PLACE bulgur in a large bowl; cover with 2 cups boiling water. Cover; let stand 30 minutes or until liquid is absorbed. Fluff with a fork. Add cucumber and remaining ingredients; toss gently to combine.
Nutritional information: Calories 197, Fat 9.6, Saturated fat 1.3,Monounsaturated fat 6.7g,Polyunsaturated fat 1.2g, Protein 2.7g, Carbohydrate 28.2g, Fiber 4.7g, Cholesterol 0.0mg, Iron 1.2mg, Sodium 186mg, Calcium 27mg.
Source: Based on a recipe in Cooking Light
Stuffed Turkey Burgers with Smoky Aioli
1 1/2 pounds lean ground turkey
1 cup oats (quick or old fashioned, uncooked)
3 garlic cloves, minced
2 tablespoons Worcestershire sauce
1 1/2 teaspoons dried oregano leaves
1 teaspoon salt
1/2 teaspoon black pepper
6 (1/3- to 1/2- ounce each) fresh mozzarella balls
6 whole wheat hamburger buns, split and lightly toasted
3/4 cup jarred roasted red pepper halves, drained
1 bunch watercress, arugula or other favorite salad greens, stems removed
1/2 cup low-fat mayonnaise
1 canned chipotle pepper in adobo sauce, seeded, minced
3/4 teaspoon adobo sauce (from can above)
1 clove garlic, minced
COMBINE all ingredients in small bowl; mix well.
CHILL at least 1/2 hour.
HEAT grill or broiler.
COMBINE turkey, oats, garlic, Worcestershire sauce, oregano, salt and pepper in large bowl; mix lightly but thoroughly. Shape into 6 large patties, about 1/4-inch thick.

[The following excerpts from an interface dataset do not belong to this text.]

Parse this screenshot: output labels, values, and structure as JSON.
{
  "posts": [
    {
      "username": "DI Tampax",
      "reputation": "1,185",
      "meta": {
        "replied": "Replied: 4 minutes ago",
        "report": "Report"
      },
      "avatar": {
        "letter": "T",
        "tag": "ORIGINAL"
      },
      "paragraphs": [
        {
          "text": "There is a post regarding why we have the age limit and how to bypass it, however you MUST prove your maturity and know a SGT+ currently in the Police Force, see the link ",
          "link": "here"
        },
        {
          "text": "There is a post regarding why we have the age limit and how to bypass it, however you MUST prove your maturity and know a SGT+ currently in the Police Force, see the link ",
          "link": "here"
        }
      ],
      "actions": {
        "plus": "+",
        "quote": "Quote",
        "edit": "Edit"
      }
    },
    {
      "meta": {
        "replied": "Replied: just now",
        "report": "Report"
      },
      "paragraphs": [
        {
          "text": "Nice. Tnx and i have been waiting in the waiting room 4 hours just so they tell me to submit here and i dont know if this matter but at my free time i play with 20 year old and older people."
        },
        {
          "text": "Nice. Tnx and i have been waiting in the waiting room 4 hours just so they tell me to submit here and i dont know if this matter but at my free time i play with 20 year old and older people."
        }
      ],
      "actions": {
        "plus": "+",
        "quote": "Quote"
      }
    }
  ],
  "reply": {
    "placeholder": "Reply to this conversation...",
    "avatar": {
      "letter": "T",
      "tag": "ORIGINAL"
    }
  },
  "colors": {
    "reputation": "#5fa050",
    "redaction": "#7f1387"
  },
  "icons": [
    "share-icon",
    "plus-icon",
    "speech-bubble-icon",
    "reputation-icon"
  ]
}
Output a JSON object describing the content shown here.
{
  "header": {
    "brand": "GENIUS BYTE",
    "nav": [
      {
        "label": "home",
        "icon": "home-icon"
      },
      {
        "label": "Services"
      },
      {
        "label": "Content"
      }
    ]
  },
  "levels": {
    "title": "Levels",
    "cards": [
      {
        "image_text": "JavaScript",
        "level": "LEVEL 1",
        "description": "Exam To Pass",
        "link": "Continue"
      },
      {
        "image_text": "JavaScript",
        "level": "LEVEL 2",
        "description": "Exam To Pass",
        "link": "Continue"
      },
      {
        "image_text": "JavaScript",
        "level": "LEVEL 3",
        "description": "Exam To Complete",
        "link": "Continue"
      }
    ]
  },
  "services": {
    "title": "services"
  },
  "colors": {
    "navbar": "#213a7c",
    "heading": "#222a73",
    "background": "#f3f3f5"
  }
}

PLACE one mozzarella ball in center of each patty; shape burger mixture around cheese so it is completely hidden; reshape into patty.
Note: If small fresh mozzarella balls are unavailable, substitute large fresh mozzarella balls, cut into 1/3- to 1/2-ounce pieces. Or, a 3-ounce chunk of part-skim mozzarella cheese, cut into 6 pieces, can be substituted for fresh mozzarella.

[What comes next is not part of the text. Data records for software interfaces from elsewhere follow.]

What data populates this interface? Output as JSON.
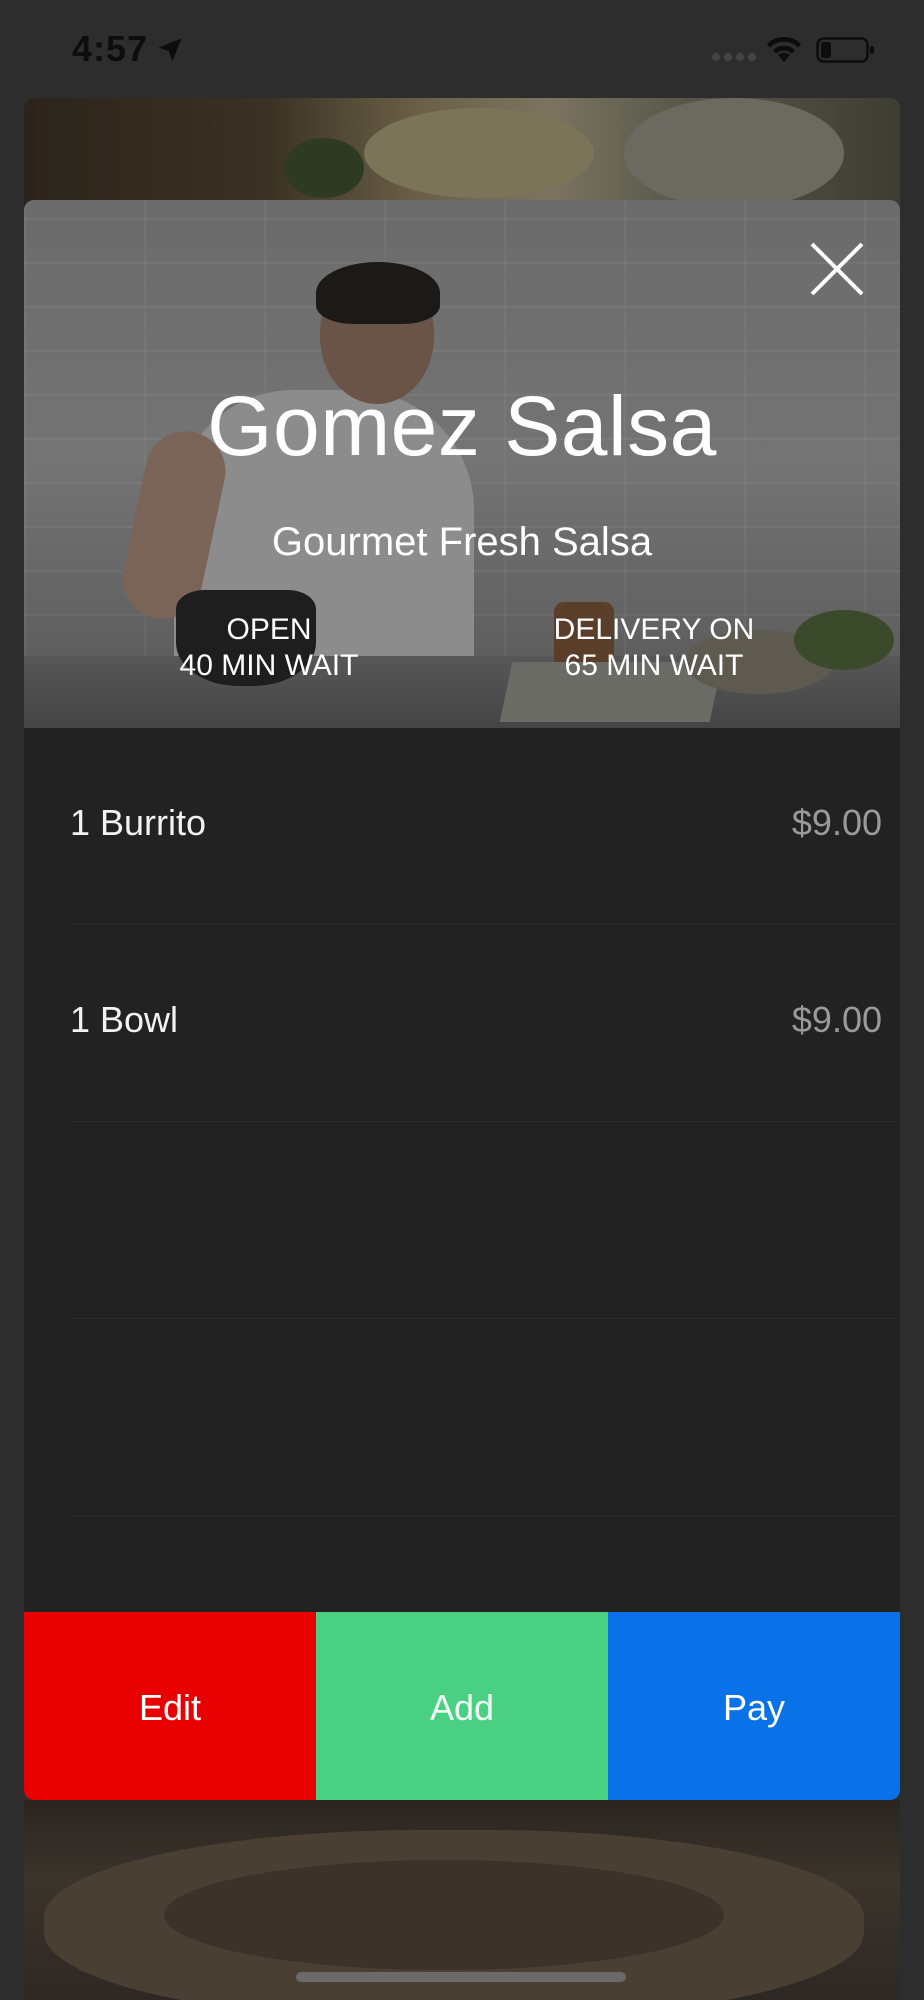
{
  "status_bar": {
    "time": "4:57",
    "icons": [
      "location-arrow-icon",
      "signal-icon",
      "wifi-icon",
      "battery-icon"
    ]
  },
  "vendor": {
    "name": "Gomez Salsa",
    "tagline": "Gourmet Fresh Salsa",
    "pickup_status": "OPEN",
    "pickup_wait": "40 MIN WAIT",
    "delivery_status": "DELIVERY ON",
    "delivery_wait": "65 MIN WAIT",
    "close_icon": "close-icon"
  },
  "order": {
    "items": [
      {
        "name": "1 Burrito",
        "price": "$9.00"
      },
      {
        "name": "1 Bowl",
        "price": "$9.00"
      }
    ]
  },
  "actions": {
    "edit_label": "Edit",
    "add_label": "Add",
    "pay_label": "Pay"
  },
  "colors": {
    "edit": "#e90000",
    "add": "#4ad083",
    "pay": "#0a72e8",
    "modal_background": "#222222"
  }
}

GRILL or broil burgers 4 inches from heat 5 minutes on each side or until centers are no longer pink and internal temperature is 170 degrees. Arrange burgers on bottom halves of buns; top with aïoli, roasted pepper pieces, watercress and bun tops.

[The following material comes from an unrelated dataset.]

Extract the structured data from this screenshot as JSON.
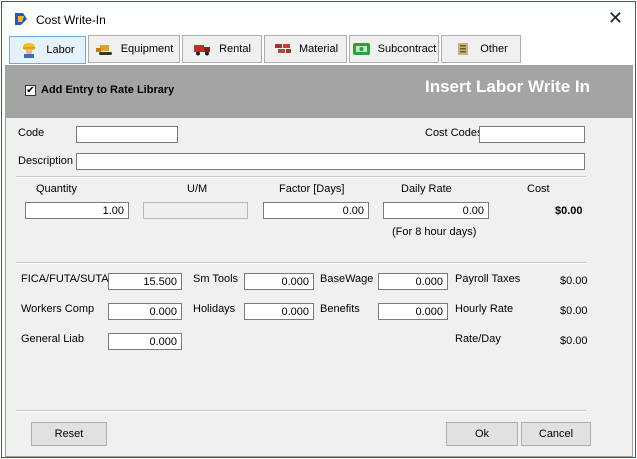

Source: The Quaker Oats Co.
Amaranth Polenta with Wild Mushrooms
Serves: 3 to 4
1/2 ounces (1/2 cup loosely packed) dried porcini or other dried mushrooms
1 tablespoon unsalted butter or olive oil
1/4 cup finely chopped shallots
1 cup dry amaranth
1/4 teaspoon salt
Freshly ground pepper to taste
1 teaspoon chopped fresh thyme, plus more for garnish
BRING water to a boil in a kettle, and pour 1 3/4 cups boiling water into a large heatproof glass measuring cup. Stir in the dried mushrooms. Cover and set aside until the mushrooms are soft, about 10 minutes. Chop any large pieces.
HEAT the butter in a heavy 2-quart saucepan. Add the shallots and cook for 1 minute. Stir in the amaranth. Add the soaked mushrooms and the soaking liquid, taking care to leave any grit on the bottom of the cup. Bring to a boil. Reduce the heat, cover, and simmer for 15 minutes. Stir in the salt, pepper and thyme.
CONTINUE simmering, covered, until the amaranth is tender, 10 to 15 minutes more. Stir in a bit more boiling water if the mixture becomes too thick before the amaranth is done.
SERVE in small bowls with a sprinkle of thyme on top
Baked Chicken withApples and Barley
1 tablespoon olive oil
1/2 cup chopped onion
1/2 cup chopped red bell pepper
1/2 cup chopped green bell pepper
1 clove garlic, finely chopped
1 medium tart green apple, chopped
1 to 2 tablespoons curry powder
1 cup whole-grain barley kernels
2 1/2 cups chicken broth
4 boneless, skinless chicken breasts
1/2 teaspoon garlic salt, or a little minced garlic
3 tablespoons orange marmalade or apricot jam
HEAT oil in large skillet; saute onion, bell peppers and garlic 5 minutes, stirring occasionally. Add chopped apple and curry powder; saute 4 minutes longer.
STIR in barley and chicken broth; bring to boil. Reduce heat and simmer 20 to 25 minutes. Pour barley mixture into large baking dish or casserole. Arrange chicken breasts over barley and season with garlic salt. Cover and bake at 375 degrees for 45 minutes.
REMOVE cover; brush chicken with marmalade. Continue to bake, uncovered, 15 minutes longer. Remove from oven and let stand 5 minutes before serving.
Nutrition facts: calories 431, protein 34g , fat 8g, carbohydrates 59g, cholesterol 68mg, fiber 9g, sodium 850mg.
Source: National Barley Foods Council